As it happens, 7-Eleven has an underappreciated history of innovation dating back almost 80 years. In 1927 it invented the concept of convenience stores, when an employee at Southland Ice in Dallas started selling milk, eggs, and other sundries to customers dropping by to replenish their iceboxes. Recognizing that refrigerators would soon kill Southland's ice business, president Joe C. Thompson moved to capitalize on demand for convenience by opening a chain of stores that would stay open from 7 a.m to 11 p.m. The concept was an instant hit. By 1980, 7-Eleven had more than 6,000 outlets and had pioneered other ideas that are now commonplace, like 24-hour service and coffee to go.

Signs of Life in Mainstream Recording

Over at Business 2.0, Eric Hellweg reminds us that Bob Hurwitz has a license to innovate for Warner Music Group at the Nonesuch label, which is bucking the industry trend with growing revenues.

At the web site, you can listen to the tradition 30 second snippets or load Nonesuch radio and just float along with complete songs from David Byrne, k.d. lang, the Buena Vista Club or many others.

Link: Business 2.0 :: Magazine Article :: What Works :: The New Maestro.

While the industry giants rack up losses chasing megahits, Hurwitz thinks small. His specialty is niche acts with rabid fan bases -- so Nonesuch doesn’t have to spend much on promotion. And he’s not afraid of the Net: Last year he streamed Wilco’s entire A Ghost Is Born album as a free come-on. That tactic would have given most label execs seizures, but it helped Hurwitz move a respectable 250,000 copies.
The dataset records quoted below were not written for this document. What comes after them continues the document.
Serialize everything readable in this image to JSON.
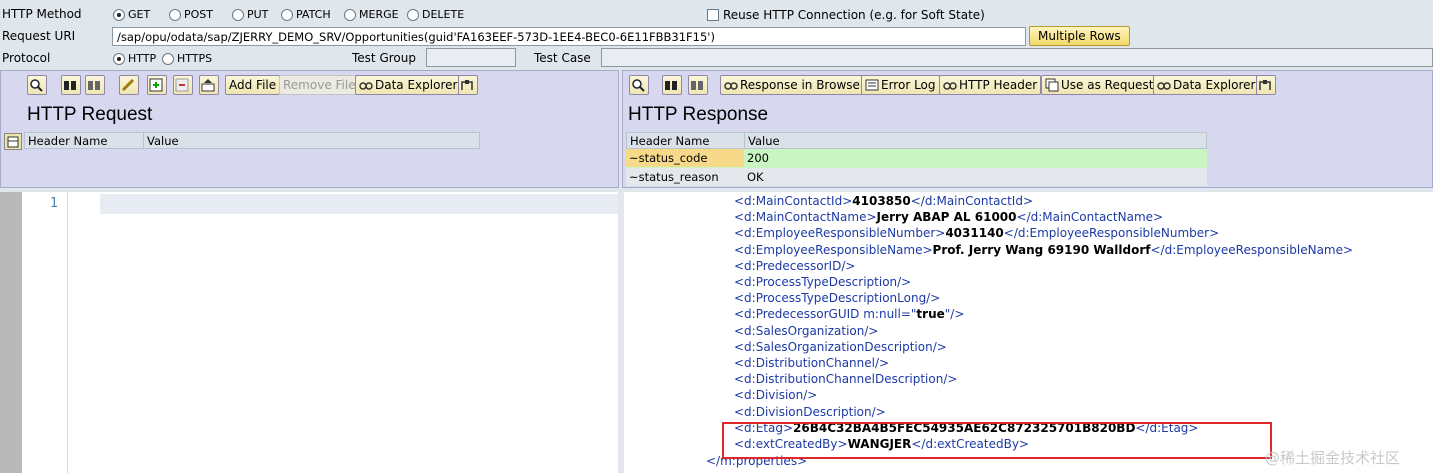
{
  "top": {
    "method_label": "HTTP Method",
    "methods": [
      "GET",
      "POST",
      "PUT",
      "PATCH",
      "MERGE",
      "DELETE"
    ],
    "selected_method": "GET",
    "reuse_label": "Reuse HTTP Connection (e.g. for Soft State)",
    "uri_label": "Request URI",
    "uri_value": "/sap/opu/odata/sap/ZJERRY_DEMO_SRV/Opportunities(guid'FA163EEF-573D-1EE4-BEC0-6E11FBB31F15')",
    "multiple_rows": "Multiple Rows",
    "protocol_label": "Protocol",
    "protocols": [
      "HTTP",
      "HTTPS"
    ],
    "selected_protocol": "HTTP",
    "test_group_label": "Test Group",
    "test_case_label": "Test Case"
  },
  "request": {
    "title": "HTTP Request",
    "add_file": "Add File",
    "remove_file": "Remove File",
    "data_explorer": "Data Explorer",
    "col_header_name": "Header Name",
    "col_value": "Value",
    "line_number": "1"
  },
  "response": {
    "title": "HTTP Response",
    "response_in_browser": "Response in Browser",
    "error_log": "Error Log",
    "http_header": "HTTP Header",
    "use_as_request": "Use as Request",
    "data_explorer": "Data Explorer",
    "col_header_name": "Header Name",
    "col_value": "Value",
    "rows": [
      {
        "name": "~status_code",
        "value": "200"
      },
      {
        "name": "~status_reason",
        "value": "OK"
      }
    ]
  },
  "xml_lines": [
    {
      "open": "<d:MainContactId>",
      "value": "4103850",
      "close": "</d:MainContactId>"
    },
    {
      "open": "<d:MainContactName>",
      "value": "Jerry ABAP AL 61000",
      "close": "</d:MainContactName>"
    },
    {
      "open": "<d:EmployeeResponsibleNumber>",
      "value": "4031140",
      "close": "</d:EmployeeResponsibleNumber>"
    },
    {
      "open": "<d:EmployeeResponsibleName>",
      "value": "Prof. Jerry Wang 69190 Walldorf",
      "close": "</d:EmployeeResponsibleName>"
    },
    {
      "open": "<d:PredecessorID/>",
      "value": "",
      "close": ""
    },
    {
      "open": "<d:ProcessTypeDescription/>",
      "value": "",
      "close": ""
    },
    {
      "open": "<d:ProcessTypeDescriptionLong/>",
      "value": "",
      "close": ""
    },
    {
      "open": "<d:PredecessorGUID m:null=\"",
      "value": "true",
      "close": "\"/>"
    },
    {
      "open": "<d:SalesOrganization/>",
      "value": "",
      "close": ""
    },
    {
      "open": "<d:SalesOrganizationDescription/>",
      "value": "",
      "close": ""
    },
    {
      "open": "<d:DistributionChannel/>",
      "value": "",
      "close": ""
    },
    {
      "open": "<d:DistributionChannelDescription/>",
      "value": "",
      "close": ""
    },
    {
      "open": "<d:Division/>",
      "value": "",
      "close": ""
    },
    {
      "open": "<d:DivisionDescription/>",
      "value": "",
      "close": ""
    },
    {
      "open": "<d:Etag>",
      "value": "26B4C32BA4B5FEC54935AE62C872325701B820BD",
      "close": "</d:Etag>"
    },
    {
      "open": "<d:extCreatedBy>",
      "value": "WANGJER",
      "close": "</d:extCreatedBy>"
    }
  ],
  "xml_last": "</m:properties>",
  "watermark": "@稀土掘金技术社区",
  "colors": {
    "highlight_box": "#e0282a",
    "status_row": "#c8f5c2",
    "status_cell": "#f7d98a"
  }
}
Says Mark Kates, a former Geffen A&R rep who’s now CEO of Fenway Recordings, “The future of selling recorded music will be based on the models Hurwitz is creating now.”

Stray Impressions Unlock Creativity

More great stuff on creativity: Grant McCracken observes that sometimes you observe something unexpected...

Link: This Blog Sits at the Intersection....

Stray impressions are not one of the places from which ideas come. But they do have a role to play. They are about the “departure” on which creativity depends. They persuade us that things can be other than they seem. They persuade us that we can occupy these alternatives, because for a second that’s what we’re doing. Stray impressions act like that revolving stage at the MET. They deliver. Now we have proof that the conventional scheme of things is not necessary, inevitable, or lasting.

Oops, here's the permalink.

The Computer Changes Everything: Even Writing

Cory Doctorow has a great entry on creativity over at Boing Boing. I'm not a frequent reader of that blog, but when rock'n'roll is blaring in my headset, it's hard to read serious stuff...

Link: Boing Boing: A Directory of Wonderful Things.

How computers change writing
Steven Johnson (author of the fantastic Mind Wide Open and other books) has written a fascinating essay about his new creative process, which involves a suite of tools that store his notes and works in unstructured databases, and tease out and suggest subtly connected ideas, so that as he writes, his computer jams with him, suggesting neat tangents to his subjects. It's a great example of good computer-human interaction, where computers are used to programatically count and compare quantifiable elements (word and phrase frequencies) and human beings are used to pass judgement on the output of the computers. People are good at understanding and crap at counting; computers are just the reverse.

Visit the original entry for more great links.

Block View: Something I didn't know I wanted

Gavin O'Malley reports that over at the A9 search engine, Amazon has added the capability of viewing a photo of the neighboring stores of the brick store you just found. How clever! But apparently this has been brewing awhile. Google has acquired similar technology. Unfortunately, A9 doesn't have Houston yet.

Link: MediaDailyNews 01-29-05.

"This service is meant to break down the barriers between on- and off-line retail so that users feel as comfortable online as they do on Main Street," explained Barnaby Dorfman, director of product development at A9. The service's "block view" feature--which gives users a peek at neighboring stores --offers previously unavailable information about businesses, such as parking availability, handicap accessibility, and a general sense of the area surrounding the business, said Udi Manber, CEO of A9.